Stewart's final season became one of his most memorable.
"[Quick] was a great skater, great competitor, but young. We taught him about watching video and practicing hard all the time. Stuff like that," Stewart told NHL.com. "His sophomore year, he put it all together and had a tremendous year."
After the breakout 2006-07 season, Stewart and Quick embarked on new lives. Stewart left hockey to focus on his family and full-time job in Boston, and Quick reported to the Manchester Monarchs, the minor-league affiliate of the Los Angeles Kings, who drafted him the summer before his freshman year at UMass.
With Stewart occasionally itching for some hockey, and his star goaltender barely two hours away in Manchester, N.H., it wasn't long before the retired coach and NHL prospect began meeting. Working more as a guide than as a coach, Stewart drew from his pro experience, offering the kind of wisdom that could be invaluable to a 21-year-old.
"The stay-at-home defensemen are key to everything. I told Jon, 'Take those guys out for dinner as much as you can. Those guys are going to save your bacon.' We ended up talking about a lot of things like that," Stewart said. "I told him, 'If you can just dedicate yourself for about 300 days in a row here, you will be a millionaire.' I knew he would understand that."
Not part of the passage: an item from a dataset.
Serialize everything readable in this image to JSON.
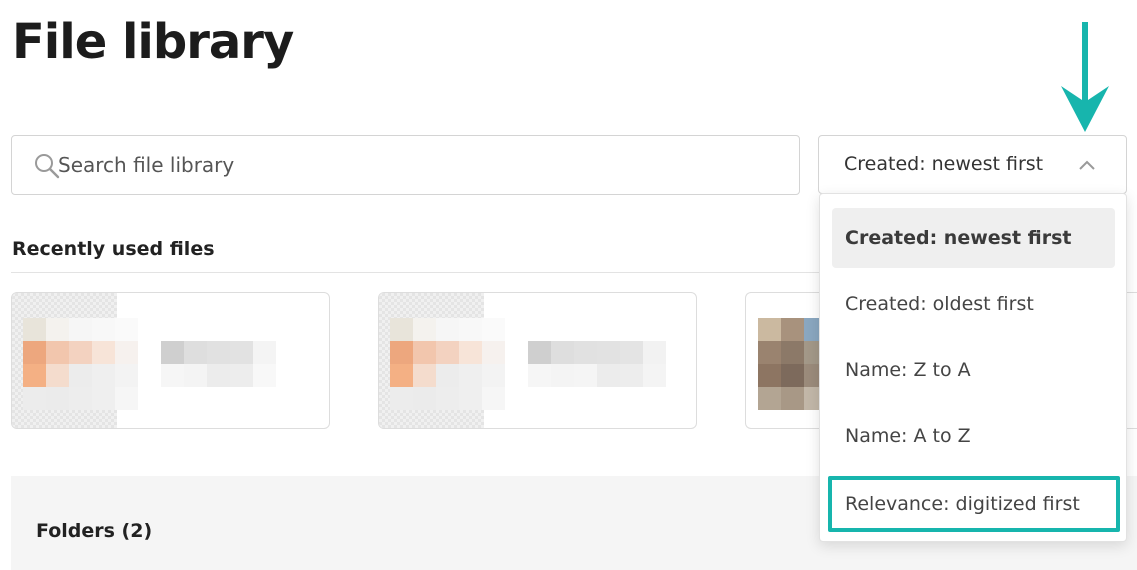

Around the time Stewart began sending his daughters off to college, Quick started a family of his own while becoming one of the world's top goaltenders. Through the years, the former coach was asked about his one game with the Bruins, but as the hockey world witnessed Quick turn in a postseason performance for the ages this spring, people began approaching Stewart with questions about his former player.
When Quick was given the Conn Smythe trophy following the Kings' Cup-clinching Game 6 win over New Jersey, he made sure to mention the coaches who got him to that point. That list included his old goaltending coach from UMass, who was beaming back in Spencer, Mass..
"We were watching a game in the Phoenix series and I looked at my wife and said, 'You know what's unbelievable? They can win the Cup.' I never thought that until then," Stewart said. "[When] it was time to wrap [up my career], I could tell. You miss some of it, but there's got to be a priority. I just wanted to finish up strong with one last push. And Quick was the goalie. A pretty good goalie to finish up with, as it turns out."